(Photo art by S. C Versille)
And in those years after the Aburi Accord was signed I became a stranger in this world. When the Head of State said he couldn't understand the language of the Queen and her people, we were certain that hell had relocated to our backyard. The bearded colonel raised a placard that read, "In Aburi Accord We Stand." And then, just then, we all headed for the cemetery road.
Bube: (quivering with haste, he glances at his watch) O, Papa, can't we leave this story till evening? I've to rush along if I must meet Zuckerberg face to face and welcome him to Naija.
Me: (virtually surprised) No. You must be patient. Hear these words; they are spirit and life.
Bube: (resignedly) Ok ... but only three hundred words. Is it a deal?
Me: (scrambling up) Three hundred what? Listen, three words are never enough chisel to carve the mask that became our history.
Bube: (unwillingly) okay.
The cracked faces of the soldiers as they jabbed and stabbed the things that made us human, and the refugee camp with its stench of nothingness and cloud of hopelessness injected into us a disease that kept on slaying us long after the floodlights were out. Red Cross and Caritas knew the greatest war we were fighting: the struggle to pacify the deity living in our stomach, so they sent us bread and a promise of butter.
Bube: (feigning excitement) Beautiful! But I must leave now. Zuckerberg has bought WhatsApp. My generation is truly lucky. Today I shall witness a Facebook wedding. The couple already has one million likes. This is enthralling.
Me: (irritably) Bube!
Four decades had come and gone. The world was still. But suddenly, very suddenly the radio began to speak from London. It vomited words and things buried in intentional forgetfulness. It shouted until it was impossible to pretend there was no 1966 to 1970. But as you already know, the voice had been jailed.
Bube: (meanly) Sorry. I must go now.

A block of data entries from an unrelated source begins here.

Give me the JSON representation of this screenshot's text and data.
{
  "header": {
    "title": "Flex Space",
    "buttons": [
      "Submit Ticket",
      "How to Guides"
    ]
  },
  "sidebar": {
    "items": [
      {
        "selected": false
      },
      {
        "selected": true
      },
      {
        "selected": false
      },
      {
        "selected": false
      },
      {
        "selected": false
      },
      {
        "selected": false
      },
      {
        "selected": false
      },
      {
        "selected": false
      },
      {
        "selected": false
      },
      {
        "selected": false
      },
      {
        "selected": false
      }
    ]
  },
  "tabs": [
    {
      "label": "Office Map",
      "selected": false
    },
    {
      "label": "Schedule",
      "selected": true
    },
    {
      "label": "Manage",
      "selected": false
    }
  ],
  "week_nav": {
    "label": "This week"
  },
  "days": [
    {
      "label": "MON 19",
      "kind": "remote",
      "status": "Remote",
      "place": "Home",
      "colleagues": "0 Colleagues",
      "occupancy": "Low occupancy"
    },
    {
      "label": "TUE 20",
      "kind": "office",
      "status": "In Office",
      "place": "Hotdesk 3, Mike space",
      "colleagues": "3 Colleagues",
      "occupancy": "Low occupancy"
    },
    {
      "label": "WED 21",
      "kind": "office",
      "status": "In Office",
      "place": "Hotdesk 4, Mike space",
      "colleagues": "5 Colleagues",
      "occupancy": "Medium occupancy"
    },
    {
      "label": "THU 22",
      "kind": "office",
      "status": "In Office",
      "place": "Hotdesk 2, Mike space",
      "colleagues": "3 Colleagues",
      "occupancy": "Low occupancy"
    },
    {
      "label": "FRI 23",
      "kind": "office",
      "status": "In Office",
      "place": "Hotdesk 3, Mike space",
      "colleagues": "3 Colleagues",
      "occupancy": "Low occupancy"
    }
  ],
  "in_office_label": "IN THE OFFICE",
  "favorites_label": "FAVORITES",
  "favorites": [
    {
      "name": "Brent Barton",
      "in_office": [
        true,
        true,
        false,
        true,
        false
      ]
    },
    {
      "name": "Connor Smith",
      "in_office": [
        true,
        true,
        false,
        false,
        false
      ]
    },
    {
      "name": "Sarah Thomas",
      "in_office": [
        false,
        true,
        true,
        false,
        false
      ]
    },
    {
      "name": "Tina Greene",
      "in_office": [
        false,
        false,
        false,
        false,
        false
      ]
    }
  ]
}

We live in a different world.
Me: (frozen) There's a future we don't know.
Anuonye Darlington Chibueze, a resident poet at the Ibadan Poetry Foundation, is a Nigerian writer, fully aware of his humanness and the wholeness of the other person, and these are the values he dauntlessly expresses when writing his fictions.